(Aim of the exercise) Figure out how many lines of the material below contain the word "this". Answer with the number only.

(Provided information)

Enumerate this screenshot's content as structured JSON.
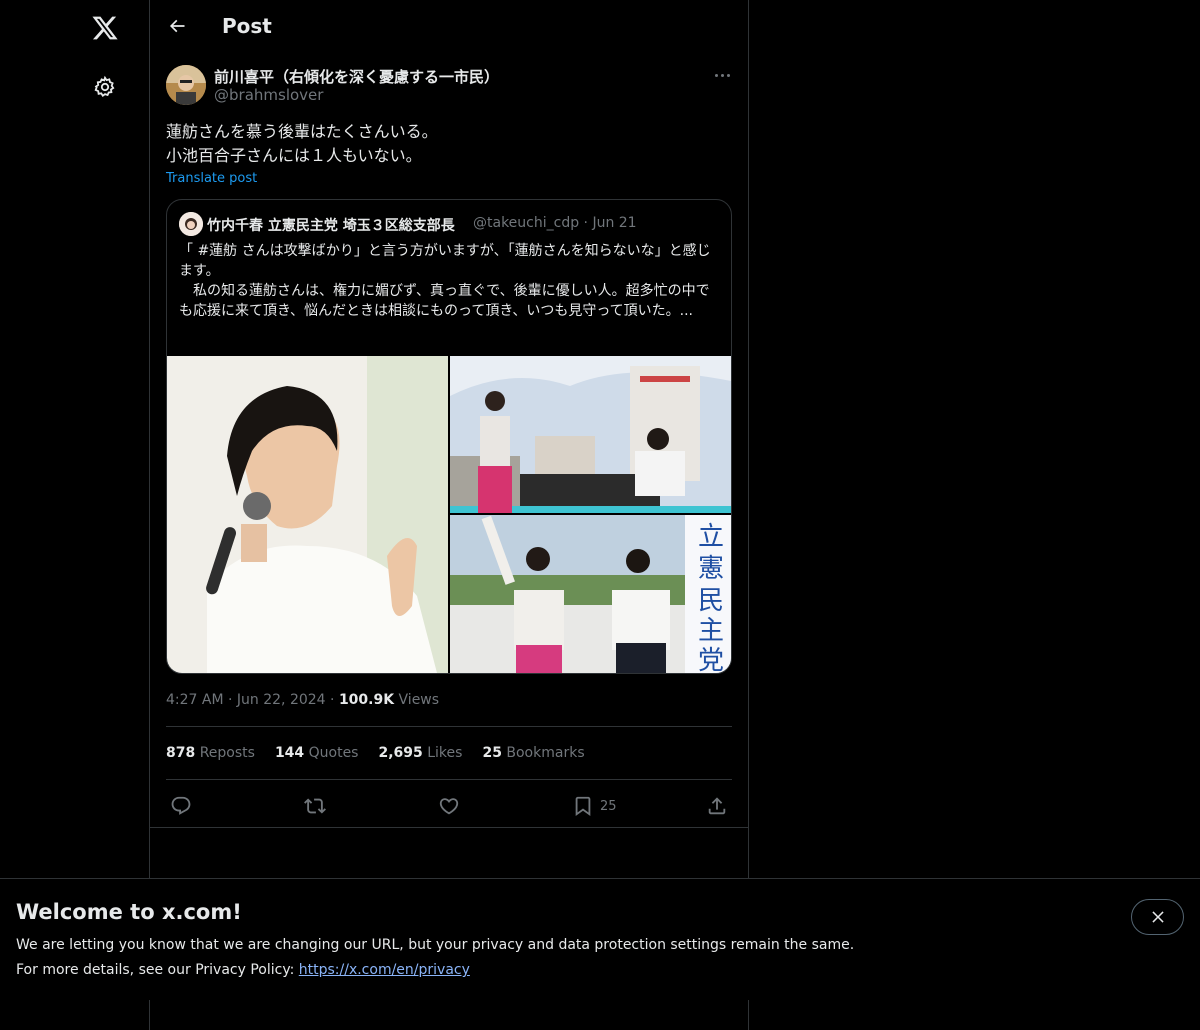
{
  "header": {
    "title": "Post"
  },
  "post": {
    "author_name": "前川喜平（右傾化を深く憂慮する一市民）",
    "author_handle": "@brahmslover",
    "text_line1": "蓮舫さんを慕う後輩はたくさんいる。",
    "text_line2": "小池百合子さんには１人もいない。",
    "translate": "Translate post",
    "quote": {
      "author_name": "竹内千春 立憲民主党 埼玉３区総支部長",
      "author_handle": "@takeuchi_cdp",
      "date": "Jun 21",
      "text": "「 #蓮舫 さんは攻撃ばかり」と言う方がいますが、「蓮舫さんを知らないな」と感じます。\n　私の知る蓮舫さんは、権力に媚びず、真っ直ぐで、後輩に優しい人。超多忙の中でも応援に来て頂き、悩んだときは相談にものって頂き、いつも見守って頂いた。..."
    },
    "time": "4:27 AM",
    "date": "Jun 22, 2024",
    "views_count": "100.9K",
    "views_label": "Views",
    "reposts_count": "878",
    "reposts_label": "Reposts",
    "quotes_count": "144",
    "quotes_label": "Quotes",
    "likes_count": "2,695",
    "likes_label": "Likes",
    "bookmarks_count": "25",
    "bookmarks_label": "Bookmarks",
    "bookmark_action_count": "25"
  },
  "banner": {
    "title": "Welcome to x.com!",
    "line1": "We are letting you know that we are changing our URL, but your privacy and data protection settings remain the same.",
    "line2_prefix": "For more details, see our Privacy Policy: ",
    "link": "https://x.com/en/privacy"
  },
  "icons": {
    "logo": "x-logo-icon",
    "settings": "gear-icon",
    "back": "arrow-left-icon",
    "more": "more-horizontal-icon",
    "reply": "reply-icon",
    "repost": "repost-icon",
    "like": "heart-icon",
    "bookmark": "bookmark-icon",
    "share": "share-icon",
    "close": "close-icon"
  }
}
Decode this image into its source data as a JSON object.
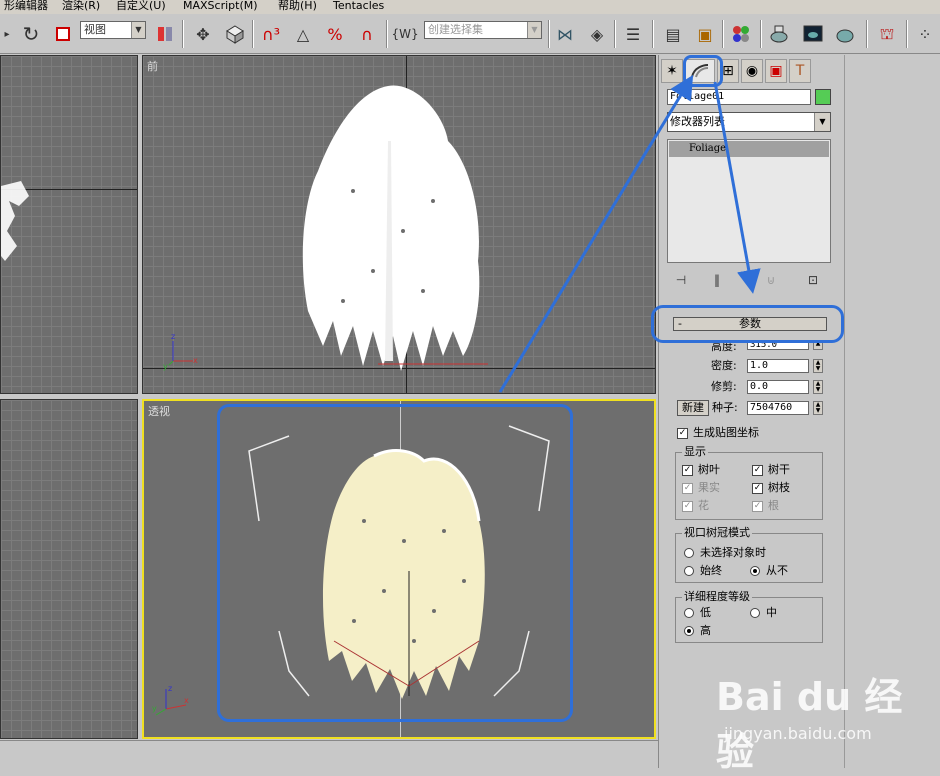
{
  "menubar": {
    "items": [
      "形编辑器",
      "渲染(R)",
      "自定义(U)",
      "MAXScript(M)",
      "帮助(H)",
      "Tentacles"
    ]
  },
  "toolbar": {
    "view_combo": "视图",
    "selection_set_placeholder": "创建选择集",
    "icons": [
      "undo-icon",
      "select-icon",
      "select-by-name-icon",
      "move-icon",
      "rotate-icon",
      "snap-3d-icon",
      "angle-snap-icon",
      "percent-snap-icon",
      "spinner-snap-icon",
      "named-selection-icon",
      "mirror-icon",
      "align-icon",
      "layer-icon",
      "curve-editor-icon",
      "schematic-icon",
      "material-editor-icon",
      "render-setup-icon",
      "render-frame-icon",
      "quick-render-icon",
      "hierarchy-icon",
      "particles-icon"
    ]
  },
  "viewports": {
    "front_label": "前",
    "perspective_label": "透视",
    "active_border_color": "#f0e020",
    "axis_labels": {
      "x": "x",
      "y": "y",
      "z": "z"
    }
  },
  "command_panel": {
    "tabs": [
      "create-tab-icon",
      "modify-tab-icon",
      "hierarchy-tab-icon",
      "motion-tab-icon",
      "display-tab-icon",
      "utilities-tab-icon"
    ],
    "object_name": "Foliage01",
    "object_color": "#55cc55",
    "modifier_list_label": "修改器列表",
    "stack_item": "Foliage",
    "rollout_title": "参数",
    "rollout_minus": "-",
    "params": {
      "height_label": "高度:",
      "height_value": "315.0",
      "density_label": "密度:",
      "density_value": "1.0",
      "pruning_label": "修剪:",
      "pruning_value": "0.0",
      "new_button": "新建",
      "seed_label": "种子:",
      "seed_value": "7504760",
      "gen_mapping_label": "生成贴图坐标"
    },
    "display_group": {
      "title": "显示",
      "leaves": "树叶",
      "trunk": "树干",
      "fruit": "果实",
      "branches": "树枝",
      "flowers": "花",
      "roots": "根"
    },
    "canopy_group": {
      "title": "视口树冠模式",
      "when_not_selected": "未选择对象时",
      "always": "始终",
      "never": "从不"
    },
    "lod_group": {
      "title": "详细程度等级",
      "low": "低",
      "medium": "中",
      "high": "高"
    }
  },
  "annotation": {
    "color": "#2f6fd8"
  },
  "watermark": {
    "logo": "Bai du 经验",
    "url": "jingyan.baidu.com"
  }
}
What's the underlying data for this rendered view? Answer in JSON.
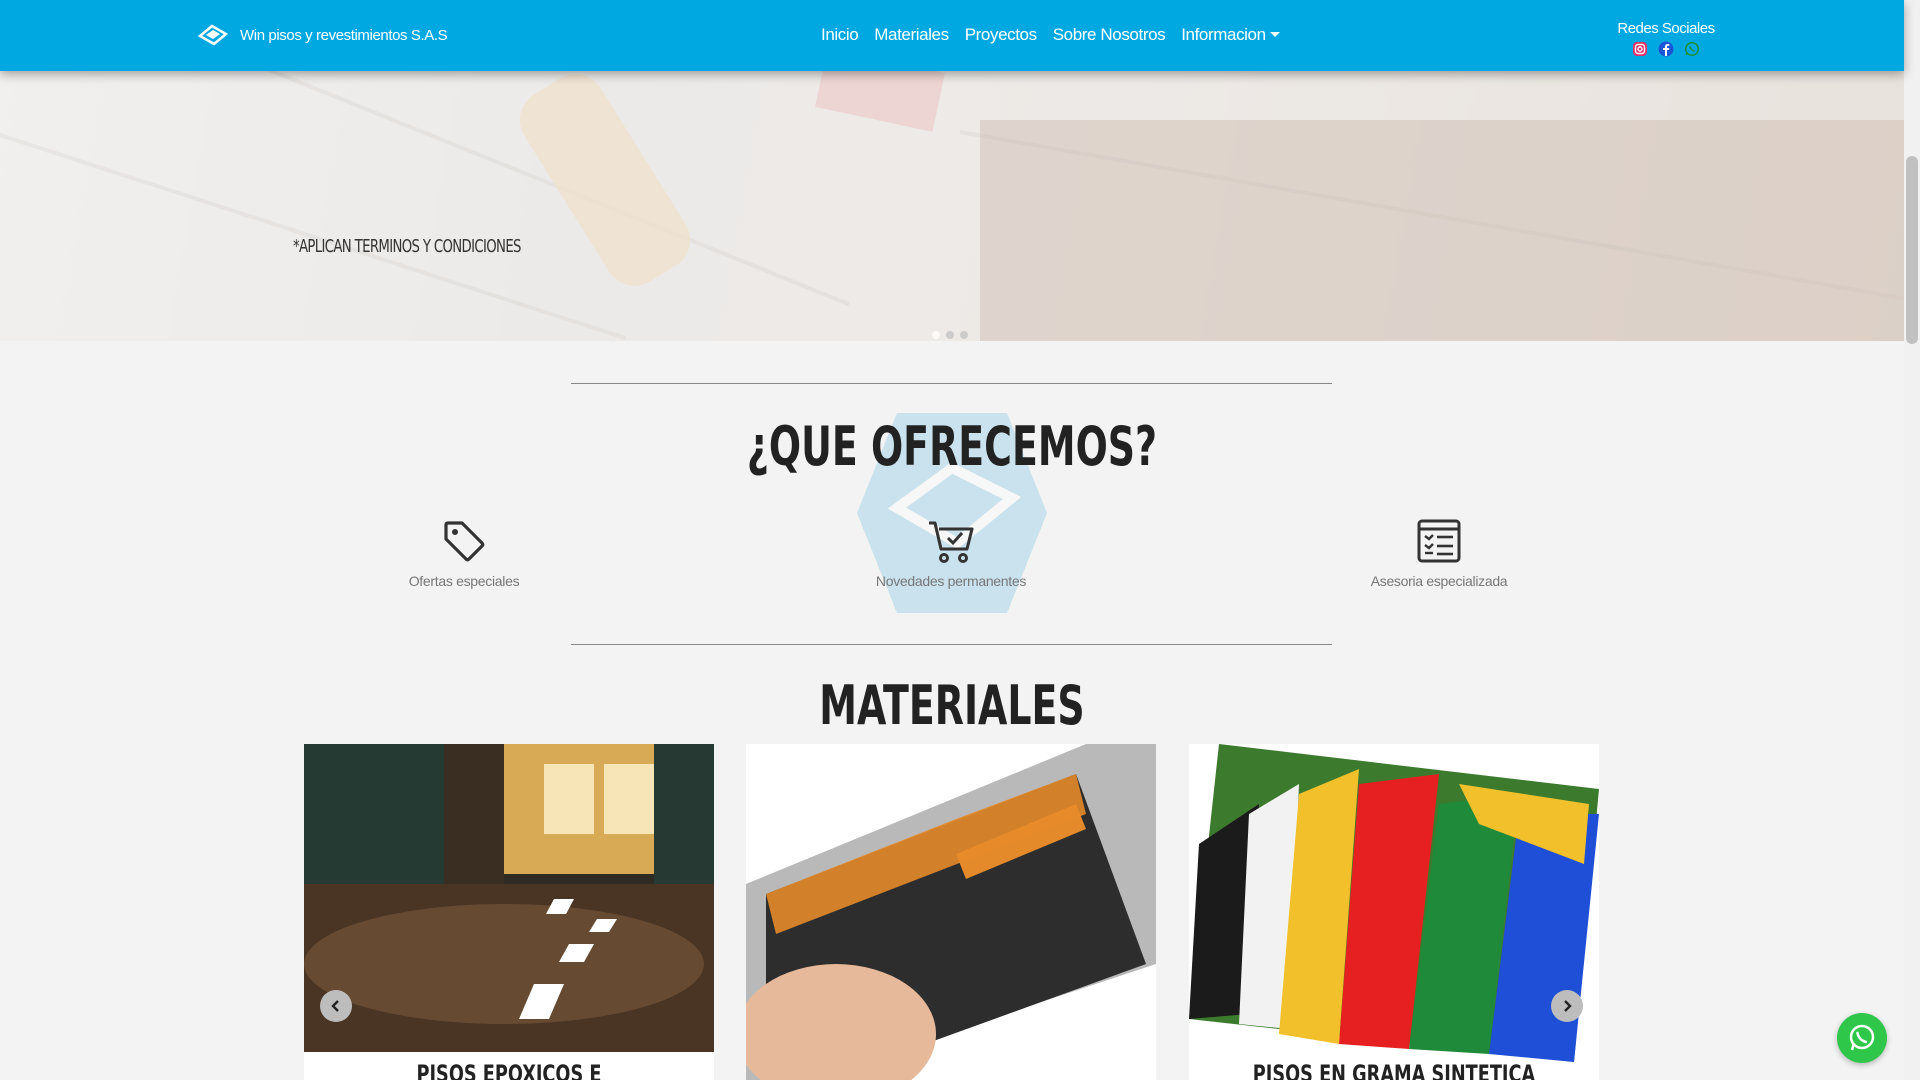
{
  "navbar": {
    "brand": "Win pisos y revestimientos S.A.S",
    "links": [
      "Inicio",
      "Materiales",
      "Proyectos",
      "Sobre Nosotros",
      "Informacion"
    ],
    "social_title": "Redes Sociales",
    "social_icons": [
      "instagram-icon",
      "facebook-icon",
      "whatsapp-icon"
    ],
    "color": "#00a8e2"
  },
  "hero": {
    "caption": "*APLICAN TERMINOS Y CONDICIONES",
    "slides": 3,
    "active_slide": 1
  },
  "offers": {
    "title": "¿QUE OFRECEMOS?",
    "items": [
      {
        "icon": "tag-icon",
        "label": "Ofertas especiales"
      },
      {
        "icon": "cart-check-icon",
        "label": "Novedades permanentes"
      },
      {
        "icon": "checklist-icon",
        "label": "Asesoria especializada"
      }
    ]
  },
  "materials": {
    "title": "MATERIALES",
    "cards": [
      {
        "title": "PISOS EPOXICOS E INDUSTRIALES",
        "image": "epoxy-floor-image"
      },
      {
        "title": "",
        "image": "rubber-tile-image"
      },
      {
        "title": "PISOS EN GRAMA SINTETICA",
        "image": "synthetic-grass-image"
      }
    ]
  },
  "whatsapp_button": {
    "icon": "whatsapp-icon",
    "color": "#2ec74a"
  }
}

(Task solution) 3